*Input:*

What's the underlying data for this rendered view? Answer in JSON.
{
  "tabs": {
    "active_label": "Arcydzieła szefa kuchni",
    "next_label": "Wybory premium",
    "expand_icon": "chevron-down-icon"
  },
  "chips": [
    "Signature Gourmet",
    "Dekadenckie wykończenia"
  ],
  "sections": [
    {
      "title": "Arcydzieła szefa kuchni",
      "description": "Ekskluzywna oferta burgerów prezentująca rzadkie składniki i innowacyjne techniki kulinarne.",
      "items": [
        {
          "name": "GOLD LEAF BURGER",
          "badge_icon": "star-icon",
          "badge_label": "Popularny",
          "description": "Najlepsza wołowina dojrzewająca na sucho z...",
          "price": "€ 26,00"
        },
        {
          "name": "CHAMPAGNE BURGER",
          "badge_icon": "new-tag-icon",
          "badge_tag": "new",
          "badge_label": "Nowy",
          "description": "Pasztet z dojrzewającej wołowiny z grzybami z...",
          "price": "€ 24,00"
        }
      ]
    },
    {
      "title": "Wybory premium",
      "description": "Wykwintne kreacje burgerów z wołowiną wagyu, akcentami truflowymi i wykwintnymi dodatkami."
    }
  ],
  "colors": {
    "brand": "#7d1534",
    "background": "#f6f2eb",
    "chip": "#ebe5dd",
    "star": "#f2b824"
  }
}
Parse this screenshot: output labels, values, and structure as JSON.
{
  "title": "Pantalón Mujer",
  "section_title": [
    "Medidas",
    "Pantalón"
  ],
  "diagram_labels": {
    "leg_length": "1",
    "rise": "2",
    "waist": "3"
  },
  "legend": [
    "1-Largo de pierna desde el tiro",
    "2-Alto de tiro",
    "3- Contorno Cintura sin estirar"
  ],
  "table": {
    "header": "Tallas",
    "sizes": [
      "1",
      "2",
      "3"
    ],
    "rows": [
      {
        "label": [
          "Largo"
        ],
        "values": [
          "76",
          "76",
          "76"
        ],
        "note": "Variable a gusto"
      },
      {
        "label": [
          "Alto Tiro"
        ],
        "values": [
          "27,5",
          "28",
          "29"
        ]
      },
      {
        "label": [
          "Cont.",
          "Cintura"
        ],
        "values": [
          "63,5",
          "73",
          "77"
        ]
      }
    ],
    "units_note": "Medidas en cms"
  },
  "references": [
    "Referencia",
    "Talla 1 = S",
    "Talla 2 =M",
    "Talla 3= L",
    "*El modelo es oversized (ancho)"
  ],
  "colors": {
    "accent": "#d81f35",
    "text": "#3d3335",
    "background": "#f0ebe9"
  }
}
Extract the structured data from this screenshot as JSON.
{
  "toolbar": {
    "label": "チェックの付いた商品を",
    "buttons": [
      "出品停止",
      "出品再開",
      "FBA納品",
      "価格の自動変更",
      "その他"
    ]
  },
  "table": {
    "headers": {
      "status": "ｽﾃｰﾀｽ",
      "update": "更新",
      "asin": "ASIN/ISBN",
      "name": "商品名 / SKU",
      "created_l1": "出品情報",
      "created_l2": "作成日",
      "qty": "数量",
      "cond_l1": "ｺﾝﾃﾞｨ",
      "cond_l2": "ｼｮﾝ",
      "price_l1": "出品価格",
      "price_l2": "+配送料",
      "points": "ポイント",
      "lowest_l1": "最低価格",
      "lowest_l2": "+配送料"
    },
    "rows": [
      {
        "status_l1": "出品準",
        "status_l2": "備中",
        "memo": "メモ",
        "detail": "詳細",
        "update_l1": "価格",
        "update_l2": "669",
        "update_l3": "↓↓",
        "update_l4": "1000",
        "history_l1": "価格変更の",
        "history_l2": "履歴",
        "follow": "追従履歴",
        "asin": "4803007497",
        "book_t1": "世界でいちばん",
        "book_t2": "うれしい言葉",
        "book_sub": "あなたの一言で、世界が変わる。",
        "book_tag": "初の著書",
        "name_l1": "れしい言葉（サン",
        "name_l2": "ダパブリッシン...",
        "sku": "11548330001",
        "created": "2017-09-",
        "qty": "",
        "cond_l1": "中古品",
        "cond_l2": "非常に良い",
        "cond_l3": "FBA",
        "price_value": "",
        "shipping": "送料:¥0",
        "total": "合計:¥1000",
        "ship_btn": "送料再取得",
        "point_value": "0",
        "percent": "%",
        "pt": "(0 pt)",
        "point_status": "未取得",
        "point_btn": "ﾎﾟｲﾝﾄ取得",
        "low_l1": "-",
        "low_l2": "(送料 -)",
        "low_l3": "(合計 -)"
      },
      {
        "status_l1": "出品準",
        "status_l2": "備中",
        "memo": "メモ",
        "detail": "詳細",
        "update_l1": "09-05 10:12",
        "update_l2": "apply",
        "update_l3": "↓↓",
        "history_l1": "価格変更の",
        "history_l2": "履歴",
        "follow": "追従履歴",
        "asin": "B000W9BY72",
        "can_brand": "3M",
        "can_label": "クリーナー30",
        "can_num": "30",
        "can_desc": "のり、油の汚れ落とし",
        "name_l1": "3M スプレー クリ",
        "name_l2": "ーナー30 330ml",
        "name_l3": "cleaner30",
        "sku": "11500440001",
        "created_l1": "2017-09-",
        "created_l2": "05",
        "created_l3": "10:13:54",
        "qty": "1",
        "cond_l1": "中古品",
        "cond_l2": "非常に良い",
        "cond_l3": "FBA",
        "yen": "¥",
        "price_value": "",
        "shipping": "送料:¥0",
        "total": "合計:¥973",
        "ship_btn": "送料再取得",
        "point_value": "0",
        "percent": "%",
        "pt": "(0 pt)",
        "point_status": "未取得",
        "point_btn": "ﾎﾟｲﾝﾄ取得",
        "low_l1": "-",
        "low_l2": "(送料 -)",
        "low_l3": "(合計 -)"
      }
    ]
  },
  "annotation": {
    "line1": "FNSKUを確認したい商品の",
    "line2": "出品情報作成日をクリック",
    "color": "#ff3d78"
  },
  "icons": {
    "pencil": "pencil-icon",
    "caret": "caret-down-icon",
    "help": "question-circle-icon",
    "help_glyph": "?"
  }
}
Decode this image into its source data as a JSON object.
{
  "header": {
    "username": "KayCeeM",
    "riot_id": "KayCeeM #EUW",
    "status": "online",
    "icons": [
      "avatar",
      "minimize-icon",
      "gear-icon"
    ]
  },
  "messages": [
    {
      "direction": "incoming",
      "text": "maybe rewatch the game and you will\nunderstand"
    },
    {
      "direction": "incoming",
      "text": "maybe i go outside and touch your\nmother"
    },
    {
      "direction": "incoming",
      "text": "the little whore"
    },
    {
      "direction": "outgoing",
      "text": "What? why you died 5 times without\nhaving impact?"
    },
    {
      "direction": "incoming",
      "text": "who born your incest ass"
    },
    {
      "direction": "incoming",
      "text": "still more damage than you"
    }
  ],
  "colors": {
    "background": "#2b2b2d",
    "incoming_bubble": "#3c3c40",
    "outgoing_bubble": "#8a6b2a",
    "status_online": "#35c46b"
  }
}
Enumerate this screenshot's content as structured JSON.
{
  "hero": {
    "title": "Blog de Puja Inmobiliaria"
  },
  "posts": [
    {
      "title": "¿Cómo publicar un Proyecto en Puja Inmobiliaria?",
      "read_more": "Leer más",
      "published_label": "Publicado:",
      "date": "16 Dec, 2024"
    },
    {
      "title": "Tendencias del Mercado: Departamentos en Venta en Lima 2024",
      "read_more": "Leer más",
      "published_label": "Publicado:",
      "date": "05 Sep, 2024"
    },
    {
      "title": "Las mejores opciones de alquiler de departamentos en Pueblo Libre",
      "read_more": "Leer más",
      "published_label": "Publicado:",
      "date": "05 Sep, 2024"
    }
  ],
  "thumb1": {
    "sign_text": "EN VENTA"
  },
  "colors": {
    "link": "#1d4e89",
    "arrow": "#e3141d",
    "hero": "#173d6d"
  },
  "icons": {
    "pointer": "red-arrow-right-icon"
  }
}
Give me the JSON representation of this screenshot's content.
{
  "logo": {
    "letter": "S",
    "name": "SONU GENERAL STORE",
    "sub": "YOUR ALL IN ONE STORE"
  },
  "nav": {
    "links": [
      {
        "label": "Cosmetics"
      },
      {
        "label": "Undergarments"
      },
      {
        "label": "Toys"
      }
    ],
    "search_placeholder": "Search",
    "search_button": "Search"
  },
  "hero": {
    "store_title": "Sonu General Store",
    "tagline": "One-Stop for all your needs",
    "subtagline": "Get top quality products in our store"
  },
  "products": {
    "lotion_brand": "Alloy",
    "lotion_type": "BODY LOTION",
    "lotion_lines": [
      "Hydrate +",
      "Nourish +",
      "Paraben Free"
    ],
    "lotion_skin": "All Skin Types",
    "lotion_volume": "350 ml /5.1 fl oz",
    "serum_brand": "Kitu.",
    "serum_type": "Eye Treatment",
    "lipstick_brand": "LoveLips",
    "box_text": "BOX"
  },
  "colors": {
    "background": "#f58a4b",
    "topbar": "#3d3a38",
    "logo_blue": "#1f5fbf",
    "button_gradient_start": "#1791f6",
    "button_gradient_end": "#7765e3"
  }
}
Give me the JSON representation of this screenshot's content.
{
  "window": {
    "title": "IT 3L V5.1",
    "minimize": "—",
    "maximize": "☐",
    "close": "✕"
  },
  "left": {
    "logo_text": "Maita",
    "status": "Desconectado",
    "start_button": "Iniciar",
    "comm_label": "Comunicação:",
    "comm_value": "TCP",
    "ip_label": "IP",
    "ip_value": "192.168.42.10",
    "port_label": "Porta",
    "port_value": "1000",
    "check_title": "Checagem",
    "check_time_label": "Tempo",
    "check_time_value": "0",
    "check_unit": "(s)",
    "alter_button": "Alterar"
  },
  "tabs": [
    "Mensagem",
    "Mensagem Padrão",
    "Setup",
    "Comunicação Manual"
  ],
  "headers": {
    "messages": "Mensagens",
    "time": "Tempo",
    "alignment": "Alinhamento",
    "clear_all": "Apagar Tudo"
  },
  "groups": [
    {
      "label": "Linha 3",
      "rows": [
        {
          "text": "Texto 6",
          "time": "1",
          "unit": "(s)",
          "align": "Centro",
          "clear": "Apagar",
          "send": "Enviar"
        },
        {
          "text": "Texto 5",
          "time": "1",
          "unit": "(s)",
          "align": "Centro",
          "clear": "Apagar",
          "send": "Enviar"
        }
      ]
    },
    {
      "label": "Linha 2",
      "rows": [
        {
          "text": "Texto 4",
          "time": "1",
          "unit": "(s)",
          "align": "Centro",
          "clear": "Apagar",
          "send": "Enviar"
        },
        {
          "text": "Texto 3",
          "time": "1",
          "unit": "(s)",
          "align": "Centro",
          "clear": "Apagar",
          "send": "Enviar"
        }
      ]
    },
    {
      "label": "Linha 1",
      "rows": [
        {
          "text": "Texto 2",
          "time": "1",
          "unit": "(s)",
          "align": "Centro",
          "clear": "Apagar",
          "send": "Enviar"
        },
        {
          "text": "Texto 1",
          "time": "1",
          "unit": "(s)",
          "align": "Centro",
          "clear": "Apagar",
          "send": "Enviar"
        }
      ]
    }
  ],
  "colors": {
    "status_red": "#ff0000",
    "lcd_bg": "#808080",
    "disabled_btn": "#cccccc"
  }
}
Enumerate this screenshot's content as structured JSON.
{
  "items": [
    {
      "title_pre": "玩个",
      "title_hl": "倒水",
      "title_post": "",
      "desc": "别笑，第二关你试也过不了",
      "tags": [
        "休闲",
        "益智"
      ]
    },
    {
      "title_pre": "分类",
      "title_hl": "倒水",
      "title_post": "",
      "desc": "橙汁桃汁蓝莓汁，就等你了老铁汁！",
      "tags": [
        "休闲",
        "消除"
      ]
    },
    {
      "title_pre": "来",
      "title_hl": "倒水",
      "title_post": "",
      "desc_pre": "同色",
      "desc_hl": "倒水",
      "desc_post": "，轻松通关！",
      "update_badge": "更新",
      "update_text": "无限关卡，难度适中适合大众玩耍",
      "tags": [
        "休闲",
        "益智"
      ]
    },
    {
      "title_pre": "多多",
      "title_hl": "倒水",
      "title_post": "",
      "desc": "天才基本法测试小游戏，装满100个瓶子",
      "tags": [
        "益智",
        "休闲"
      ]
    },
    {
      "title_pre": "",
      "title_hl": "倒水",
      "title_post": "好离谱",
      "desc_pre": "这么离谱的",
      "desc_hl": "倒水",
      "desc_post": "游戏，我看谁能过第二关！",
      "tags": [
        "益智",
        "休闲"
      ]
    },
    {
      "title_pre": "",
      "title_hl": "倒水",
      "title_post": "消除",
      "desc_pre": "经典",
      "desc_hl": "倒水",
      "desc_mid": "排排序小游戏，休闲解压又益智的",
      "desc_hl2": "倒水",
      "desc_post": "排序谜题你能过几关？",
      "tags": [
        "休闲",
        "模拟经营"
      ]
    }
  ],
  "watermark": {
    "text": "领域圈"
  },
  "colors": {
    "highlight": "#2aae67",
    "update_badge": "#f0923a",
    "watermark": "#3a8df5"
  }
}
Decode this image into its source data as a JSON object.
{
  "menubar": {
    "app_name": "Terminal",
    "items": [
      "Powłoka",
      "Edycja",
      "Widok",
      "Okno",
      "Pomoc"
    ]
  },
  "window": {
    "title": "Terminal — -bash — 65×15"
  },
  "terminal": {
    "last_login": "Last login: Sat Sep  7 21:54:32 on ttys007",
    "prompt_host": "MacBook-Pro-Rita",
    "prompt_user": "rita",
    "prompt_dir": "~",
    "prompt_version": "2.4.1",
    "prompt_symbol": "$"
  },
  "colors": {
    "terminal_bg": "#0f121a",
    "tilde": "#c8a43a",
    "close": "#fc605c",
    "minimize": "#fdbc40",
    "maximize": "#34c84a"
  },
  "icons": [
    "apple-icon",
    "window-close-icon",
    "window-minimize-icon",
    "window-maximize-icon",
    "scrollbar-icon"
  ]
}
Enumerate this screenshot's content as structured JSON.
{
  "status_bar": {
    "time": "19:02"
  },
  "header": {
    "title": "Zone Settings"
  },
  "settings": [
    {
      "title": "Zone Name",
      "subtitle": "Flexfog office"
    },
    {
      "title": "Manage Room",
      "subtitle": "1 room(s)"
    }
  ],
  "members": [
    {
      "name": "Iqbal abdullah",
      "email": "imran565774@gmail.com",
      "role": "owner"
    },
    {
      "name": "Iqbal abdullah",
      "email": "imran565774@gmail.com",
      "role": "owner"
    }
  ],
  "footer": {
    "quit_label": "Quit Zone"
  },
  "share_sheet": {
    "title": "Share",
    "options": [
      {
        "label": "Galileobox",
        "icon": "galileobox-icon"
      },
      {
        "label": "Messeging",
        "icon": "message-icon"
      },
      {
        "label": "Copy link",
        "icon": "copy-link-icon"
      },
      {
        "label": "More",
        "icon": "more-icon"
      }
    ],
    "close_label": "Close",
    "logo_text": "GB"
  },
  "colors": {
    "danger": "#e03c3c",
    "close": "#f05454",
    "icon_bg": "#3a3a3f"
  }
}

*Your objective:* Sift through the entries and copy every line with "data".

*Answer section:*
What's the underlying data for this rendered view? Answer in JSON.
Extract the structured data from this screenshot as JSON.
Decode this image into its source data as a JSON object.
Decode this image into its source data as a JSON object.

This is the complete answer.